▶ **REQUIREMENT**
Your answer should consist of every line in the records that holds "true".
_ _ _ _
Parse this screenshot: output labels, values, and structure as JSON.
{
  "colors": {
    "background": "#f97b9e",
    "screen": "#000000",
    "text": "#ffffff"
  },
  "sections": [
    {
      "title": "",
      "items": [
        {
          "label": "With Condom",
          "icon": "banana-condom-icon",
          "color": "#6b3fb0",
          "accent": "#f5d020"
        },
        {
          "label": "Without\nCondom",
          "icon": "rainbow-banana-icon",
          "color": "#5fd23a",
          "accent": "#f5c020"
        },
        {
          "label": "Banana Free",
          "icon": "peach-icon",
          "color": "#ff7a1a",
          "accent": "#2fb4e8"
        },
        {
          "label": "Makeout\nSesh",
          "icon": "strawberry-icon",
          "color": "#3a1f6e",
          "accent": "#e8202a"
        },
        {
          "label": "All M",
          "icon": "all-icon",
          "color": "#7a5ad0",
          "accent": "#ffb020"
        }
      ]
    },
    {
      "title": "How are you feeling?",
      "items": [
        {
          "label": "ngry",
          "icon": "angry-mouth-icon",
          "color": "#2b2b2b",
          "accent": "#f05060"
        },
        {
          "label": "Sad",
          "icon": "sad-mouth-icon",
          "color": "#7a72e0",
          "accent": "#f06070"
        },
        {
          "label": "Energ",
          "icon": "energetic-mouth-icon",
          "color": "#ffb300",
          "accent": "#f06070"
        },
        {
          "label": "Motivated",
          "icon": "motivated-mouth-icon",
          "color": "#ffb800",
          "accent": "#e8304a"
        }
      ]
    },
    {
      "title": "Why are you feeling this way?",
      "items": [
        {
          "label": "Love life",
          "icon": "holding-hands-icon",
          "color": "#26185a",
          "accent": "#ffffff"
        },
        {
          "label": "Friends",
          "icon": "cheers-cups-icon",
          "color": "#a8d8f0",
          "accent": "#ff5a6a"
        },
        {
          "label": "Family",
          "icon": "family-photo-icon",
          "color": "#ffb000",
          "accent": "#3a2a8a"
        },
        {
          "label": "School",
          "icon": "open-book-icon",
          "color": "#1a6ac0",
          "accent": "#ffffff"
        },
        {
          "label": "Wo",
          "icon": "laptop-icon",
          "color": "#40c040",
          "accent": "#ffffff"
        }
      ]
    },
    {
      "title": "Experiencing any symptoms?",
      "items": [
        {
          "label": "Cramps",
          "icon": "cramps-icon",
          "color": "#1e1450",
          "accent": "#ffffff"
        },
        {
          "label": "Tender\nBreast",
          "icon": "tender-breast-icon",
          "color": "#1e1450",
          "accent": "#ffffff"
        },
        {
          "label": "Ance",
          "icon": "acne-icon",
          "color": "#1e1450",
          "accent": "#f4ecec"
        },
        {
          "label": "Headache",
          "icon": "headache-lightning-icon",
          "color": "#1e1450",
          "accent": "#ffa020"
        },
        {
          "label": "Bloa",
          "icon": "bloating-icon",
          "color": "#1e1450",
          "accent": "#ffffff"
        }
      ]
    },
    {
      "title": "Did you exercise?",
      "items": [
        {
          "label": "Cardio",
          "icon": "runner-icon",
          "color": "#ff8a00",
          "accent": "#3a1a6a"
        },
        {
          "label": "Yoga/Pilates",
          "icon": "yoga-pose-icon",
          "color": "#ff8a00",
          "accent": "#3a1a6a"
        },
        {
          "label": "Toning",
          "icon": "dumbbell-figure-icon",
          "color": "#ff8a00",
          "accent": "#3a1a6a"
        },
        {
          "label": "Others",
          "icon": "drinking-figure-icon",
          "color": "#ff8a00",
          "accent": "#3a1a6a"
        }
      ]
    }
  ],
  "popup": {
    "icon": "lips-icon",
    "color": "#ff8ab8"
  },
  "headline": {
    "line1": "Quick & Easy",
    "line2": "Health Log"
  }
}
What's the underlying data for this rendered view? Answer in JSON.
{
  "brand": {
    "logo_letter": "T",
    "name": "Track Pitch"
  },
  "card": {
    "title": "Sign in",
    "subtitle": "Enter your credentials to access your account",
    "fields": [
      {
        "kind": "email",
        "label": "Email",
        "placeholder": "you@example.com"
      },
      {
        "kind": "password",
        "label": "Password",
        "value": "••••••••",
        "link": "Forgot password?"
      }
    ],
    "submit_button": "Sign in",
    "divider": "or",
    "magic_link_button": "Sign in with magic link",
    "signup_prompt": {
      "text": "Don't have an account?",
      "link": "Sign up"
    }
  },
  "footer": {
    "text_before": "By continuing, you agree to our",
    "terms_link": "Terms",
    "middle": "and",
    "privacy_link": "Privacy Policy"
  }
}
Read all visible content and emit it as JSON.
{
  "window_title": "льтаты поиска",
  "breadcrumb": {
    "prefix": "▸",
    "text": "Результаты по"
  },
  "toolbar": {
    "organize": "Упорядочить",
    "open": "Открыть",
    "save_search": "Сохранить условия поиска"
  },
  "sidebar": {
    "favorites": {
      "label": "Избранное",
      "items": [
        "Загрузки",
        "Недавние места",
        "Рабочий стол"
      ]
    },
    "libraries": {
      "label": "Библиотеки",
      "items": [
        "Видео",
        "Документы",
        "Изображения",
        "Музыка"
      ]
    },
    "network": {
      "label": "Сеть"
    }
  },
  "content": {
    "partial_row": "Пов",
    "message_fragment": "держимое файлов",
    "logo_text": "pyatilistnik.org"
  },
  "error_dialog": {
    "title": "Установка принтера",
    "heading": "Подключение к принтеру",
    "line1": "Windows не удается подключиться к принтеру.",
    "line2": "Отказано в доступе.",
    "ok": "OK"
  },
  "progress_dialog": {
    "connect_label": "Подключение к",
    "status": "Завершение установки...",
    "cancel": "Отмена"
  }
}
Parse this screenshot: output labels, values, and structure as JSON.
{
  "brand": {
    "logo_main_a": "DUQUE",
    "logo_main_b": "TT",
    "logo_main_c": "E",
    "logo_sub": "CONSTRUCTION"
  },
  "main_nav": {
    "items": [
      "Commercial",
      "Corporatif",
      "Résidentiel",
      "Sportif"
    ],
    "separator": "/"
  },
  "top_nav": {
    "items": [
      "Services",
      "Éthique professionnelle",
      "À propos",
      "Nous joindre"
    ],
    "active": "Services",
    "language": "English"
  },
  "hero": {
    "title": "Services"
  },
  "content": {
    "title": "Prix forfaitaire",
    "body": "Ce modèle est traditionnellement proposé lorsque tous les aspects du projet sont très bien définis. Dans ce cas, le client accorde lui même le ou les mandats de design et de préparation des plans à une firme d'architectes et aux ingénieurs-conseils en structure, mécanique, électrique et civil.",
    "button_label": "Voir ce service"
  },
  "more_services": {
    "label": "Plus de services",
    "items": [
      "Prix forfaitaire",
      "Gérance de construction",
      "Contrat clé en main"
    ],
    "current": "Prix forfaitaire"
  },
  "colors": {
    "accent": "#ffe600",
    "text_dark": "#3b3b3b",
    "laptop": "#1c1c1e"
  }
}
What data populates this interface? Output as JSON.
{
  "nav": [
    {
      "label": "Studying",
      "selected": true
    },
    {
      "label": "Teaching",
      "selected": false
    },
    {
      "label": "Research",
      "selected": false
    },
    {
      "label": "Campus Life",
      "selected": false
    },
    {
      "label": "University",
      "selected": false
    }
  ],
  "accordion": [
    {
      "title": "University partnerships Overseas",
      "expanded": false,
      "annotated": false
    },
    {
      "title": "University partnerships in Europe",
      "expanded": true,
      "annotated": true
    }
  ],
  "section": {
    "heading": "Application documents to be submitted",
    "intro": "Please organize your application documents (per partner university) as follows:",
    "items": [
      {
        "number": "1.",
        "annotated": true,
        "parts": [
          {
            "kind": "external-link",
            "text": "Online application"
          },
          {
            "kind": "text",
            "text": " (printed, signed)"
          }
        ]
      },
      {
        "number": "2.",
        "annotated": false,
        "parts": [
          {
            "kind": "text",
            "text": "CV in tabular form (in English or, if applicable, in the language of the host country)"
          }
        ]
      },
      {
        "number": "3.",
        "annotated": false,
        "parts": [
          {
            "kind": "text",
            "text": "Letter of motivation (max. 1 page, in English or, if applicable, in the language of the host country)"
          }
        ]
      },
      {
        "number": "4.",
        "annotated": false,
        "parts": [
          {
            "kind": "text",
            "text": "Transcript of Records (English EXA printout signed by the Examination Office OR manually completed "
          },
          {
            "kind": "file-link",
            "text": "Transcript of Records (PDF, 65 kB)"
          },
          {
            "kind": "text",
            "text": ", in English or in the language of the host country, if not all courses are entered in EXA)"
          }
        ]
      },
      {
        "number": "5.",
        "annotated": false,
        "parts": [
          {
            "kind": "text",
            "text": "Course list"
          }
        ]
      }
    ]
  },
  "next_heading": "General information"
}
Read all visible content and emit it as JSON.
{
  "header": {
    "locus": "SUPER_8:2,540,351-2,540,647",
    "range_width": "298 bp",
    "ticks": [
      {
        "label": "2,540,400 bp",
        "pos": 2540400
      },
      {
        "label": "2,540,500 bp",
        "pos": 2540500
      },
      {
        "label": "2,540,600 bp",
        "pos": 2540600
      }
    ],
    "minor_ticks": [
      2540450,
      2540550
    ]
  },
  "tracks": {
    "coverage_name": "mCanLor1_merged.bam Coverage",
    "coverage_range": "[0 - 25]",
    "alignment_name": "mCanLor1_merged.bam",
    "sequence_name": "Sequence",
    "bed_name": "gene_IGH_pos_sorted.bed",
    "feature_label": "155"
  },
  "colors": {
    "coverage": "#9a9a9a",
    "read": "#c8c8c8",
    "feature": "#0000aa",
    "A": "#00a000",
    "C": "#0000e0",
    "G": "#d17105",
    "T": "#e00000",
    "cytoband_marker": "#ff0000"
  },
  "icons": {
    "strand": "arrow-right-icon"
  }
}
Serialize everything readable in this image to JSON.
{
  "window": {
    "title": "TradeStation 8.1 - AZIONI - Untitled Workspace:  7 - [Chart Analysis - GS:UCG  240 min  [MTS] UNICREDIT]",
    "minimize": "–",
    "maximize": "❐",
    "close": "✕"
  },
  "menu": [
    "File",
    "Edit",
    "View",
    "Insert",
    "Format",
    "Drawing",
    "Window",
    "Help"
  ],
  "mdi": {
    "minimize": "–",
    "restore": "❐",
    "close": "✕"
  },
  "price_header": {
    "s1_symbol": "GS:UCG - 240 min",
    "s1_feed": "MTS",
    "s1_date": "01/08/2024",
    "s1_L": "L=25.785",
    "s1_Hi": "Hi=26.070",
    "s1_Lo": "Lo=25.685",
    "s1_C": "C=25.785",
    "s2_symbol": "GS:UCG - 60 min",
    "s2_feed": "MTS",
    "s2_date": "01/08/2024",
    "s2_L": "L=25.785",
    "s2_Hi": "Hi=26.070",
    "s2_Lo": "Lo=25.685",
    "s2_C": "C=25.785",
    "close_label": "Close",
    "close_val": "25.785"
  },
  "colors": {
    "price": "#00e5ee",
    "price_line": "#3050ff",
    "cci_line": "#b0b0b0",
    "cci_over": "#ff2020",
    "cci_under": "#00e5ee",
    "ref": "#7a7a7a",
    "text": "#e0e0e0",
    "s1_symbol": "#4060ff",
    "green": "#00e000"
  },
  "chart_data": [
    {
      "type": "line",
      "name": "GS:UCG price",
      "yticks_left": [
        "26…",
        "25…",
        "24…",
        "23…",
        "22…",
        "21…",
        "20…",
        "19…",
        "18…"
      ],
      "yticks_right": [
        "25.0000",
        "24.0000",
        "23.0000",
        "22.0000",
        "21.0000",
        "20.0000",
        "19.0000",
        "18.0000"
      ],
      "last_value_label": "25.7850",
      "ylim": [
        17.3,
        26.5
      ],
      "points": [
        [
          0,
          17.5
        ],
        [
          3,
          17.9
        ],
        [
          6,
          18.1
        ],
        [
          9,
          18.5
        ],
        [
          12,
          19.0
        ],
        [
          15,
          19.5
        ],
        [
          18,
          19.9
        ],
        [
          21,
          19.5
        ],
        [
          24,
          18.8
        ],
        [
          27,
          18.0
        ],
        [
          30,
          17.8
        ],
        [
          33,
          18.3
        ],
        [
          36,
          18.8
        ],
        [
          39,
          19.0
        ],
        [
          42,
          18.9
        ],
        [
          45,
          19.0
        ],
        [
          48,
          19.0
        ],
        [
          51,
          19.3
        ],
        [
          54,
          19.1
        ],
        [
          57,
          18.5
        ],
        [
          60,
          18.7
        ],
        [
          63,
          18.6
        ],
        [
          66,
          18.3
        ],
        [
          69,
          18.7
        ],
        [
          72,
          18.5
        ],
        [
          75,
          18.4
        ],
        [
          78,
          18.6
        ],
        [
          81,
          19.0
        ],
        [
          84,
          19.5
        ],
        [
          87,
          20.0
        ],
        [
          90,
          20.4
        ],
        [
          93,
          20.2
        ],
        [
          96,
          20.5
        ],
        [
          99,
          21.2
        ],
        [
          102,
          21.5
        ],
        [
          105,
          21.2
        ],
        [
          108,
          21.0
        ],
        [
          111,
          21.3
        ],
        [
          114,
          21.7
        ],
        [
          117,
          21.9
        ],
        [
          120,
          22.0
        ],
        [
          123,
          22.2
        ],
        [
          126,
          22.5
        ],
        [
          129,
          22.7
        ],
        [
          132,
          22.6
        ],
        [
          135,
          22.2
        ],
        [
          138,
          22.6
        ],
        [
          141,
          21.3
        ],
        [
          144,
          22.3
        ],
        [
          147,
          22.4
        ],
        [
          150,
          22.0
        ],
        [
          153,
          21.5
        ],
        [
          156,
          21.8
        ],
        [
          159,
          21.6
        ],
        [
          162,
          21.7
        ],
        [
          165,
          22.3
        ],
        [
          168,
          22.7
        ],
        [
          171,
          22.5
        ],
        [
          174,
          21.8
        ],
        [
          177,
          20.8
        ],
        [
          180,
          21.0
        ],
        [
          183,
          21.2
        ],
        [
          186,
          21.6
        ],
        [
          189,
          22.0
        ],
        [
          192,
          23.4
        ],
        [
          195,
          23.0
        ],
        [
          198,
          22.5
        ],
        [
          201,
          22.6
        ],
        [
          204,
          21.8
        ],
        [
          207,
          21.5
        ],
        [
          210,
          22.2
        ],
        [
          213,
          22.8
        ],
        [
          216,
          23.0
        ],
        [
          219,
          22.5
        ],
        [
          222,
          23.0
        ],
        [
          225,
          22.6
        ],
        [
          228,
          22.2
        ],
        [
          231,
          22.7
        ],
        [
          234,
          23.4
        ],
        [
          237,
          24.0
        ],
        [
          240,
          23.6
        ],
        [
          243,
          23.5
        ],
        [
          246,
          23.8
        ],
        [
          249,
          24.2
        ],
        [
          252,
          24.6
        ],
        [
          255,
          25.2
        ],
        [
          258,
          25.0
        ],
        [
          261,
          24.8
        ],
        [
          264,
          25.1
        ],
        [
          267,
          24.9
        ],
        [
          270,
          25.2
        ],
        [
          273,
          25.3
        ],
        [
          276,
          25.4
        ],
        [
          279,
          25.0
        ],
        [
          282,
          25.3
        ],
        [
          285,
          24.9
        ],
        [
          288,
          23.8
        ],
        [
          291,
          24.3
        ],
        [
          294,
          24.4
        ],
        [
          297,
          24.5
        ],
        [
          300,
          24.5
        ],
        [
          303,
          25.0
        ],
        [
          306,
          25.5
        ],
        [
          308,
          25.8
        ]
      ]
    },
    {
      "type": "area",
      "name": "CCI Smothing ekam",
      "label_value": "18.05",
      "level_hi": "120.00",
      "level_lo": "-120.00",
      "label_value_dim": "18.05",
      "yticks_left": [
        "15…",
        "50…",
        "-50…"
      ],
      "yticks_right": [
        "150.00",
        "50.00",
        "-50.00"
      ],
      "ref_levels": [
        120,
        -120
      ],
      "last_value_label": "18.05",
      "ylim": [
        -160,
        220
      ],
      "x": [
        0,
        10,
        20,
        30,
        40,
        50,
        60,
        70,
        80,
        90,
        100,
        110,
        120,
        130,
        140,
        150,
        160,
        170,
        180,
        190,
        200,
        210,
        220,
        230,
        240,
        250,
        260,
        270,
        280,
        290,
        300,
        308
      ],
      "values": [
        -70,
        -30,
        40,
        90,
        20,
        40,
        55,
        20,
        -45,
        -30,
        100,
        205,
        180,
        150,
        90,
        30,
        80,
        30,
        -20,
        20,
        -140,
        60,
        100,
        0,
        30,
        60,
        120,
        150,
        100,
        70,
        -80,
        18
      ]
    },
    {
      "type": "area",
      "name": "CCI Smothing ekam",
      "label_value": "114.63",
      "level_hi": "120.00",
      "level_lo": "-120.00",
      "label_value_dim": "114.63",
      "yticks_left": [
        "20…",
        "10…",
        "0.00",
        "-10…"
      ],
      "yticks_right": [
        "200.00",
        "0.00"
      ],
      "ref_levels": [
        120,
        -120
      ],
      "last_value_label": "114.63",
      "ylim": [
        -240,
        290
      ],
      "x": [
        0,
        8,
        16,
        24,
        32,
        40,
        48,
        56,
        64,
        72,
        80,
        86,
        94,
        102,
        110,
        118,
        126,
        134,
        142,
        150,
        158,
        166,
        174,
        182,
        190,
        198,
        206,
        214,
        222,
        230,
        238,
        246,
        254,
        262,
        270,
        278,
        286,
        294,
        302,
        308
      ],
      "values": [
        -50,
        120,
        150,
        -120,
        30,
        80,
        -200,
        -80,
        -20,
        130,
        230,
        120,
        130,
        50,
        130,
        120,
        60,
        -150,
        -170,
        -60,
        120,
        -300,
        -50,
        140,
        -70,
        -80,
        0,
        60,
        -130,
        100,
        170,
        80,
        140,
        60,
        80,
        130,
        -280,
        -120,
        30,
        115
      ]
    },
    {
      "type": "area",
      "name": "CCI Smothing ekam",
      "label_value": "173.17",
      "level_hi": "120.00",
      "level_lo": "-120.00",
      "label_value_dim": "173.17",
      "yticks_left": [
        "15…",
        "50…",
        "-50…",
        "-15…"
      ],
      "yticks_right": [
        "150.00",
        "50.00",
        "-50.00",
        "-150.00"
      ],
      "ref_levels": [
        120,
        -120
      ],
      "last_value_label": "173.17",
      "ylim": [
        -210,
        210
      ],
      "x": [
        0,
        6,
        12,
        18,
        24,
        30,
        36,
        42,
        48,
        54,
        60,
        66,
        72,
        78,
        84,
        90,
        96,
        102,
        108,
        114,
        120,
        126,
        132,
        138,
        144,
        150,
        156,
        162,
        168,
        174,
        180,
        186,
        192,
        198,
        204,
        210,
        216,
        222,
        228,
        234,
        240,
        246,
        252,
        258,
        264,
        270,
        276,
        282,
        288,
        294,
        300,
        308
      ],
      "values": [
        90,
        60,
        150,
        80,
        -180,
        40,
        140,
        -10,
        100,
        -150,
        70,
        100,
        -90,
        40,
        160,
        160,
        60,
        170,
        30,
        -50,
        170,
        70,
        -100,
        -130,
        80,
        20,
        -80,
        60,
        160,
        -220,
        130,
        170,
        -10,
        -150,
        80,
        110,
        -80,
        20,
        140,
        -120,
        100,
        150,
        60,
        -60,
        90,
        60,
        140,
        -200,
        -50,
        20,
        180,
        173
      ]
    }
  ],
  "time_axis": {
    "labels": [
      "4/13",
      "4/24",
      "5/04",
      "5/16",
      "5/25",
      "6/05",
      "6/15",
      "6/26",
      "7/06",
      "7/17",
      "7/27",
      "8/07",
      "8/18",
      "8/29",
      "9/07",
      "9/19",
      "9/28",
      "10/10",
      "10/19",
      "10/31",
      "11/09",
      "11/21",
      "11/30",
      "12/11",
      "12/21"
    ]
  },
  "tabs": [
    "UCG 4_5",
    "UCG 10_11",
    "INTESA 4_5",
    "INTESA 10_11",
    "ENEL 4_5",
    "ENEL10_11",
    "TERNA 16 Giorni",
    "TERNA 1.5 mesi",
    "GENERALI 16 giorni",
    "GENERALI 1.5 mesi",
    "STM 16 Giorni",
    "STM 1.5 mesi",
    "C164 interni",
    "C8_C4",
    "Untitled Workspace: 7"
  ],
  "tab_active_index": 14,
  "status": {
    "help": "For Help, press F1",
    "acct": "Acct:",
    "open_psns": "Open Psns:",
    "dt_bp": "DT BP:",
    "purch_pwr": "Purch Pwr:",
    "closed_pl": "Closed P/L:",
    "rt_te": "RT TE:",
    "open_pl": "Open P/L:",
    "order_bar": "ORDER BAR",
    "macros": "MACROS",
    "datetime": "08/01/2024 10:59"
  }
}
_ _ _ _
▶ **SOLVED EXERCISE**
      "selected": true
      "expanded": true,
      "annotated": true
        "annotated": true,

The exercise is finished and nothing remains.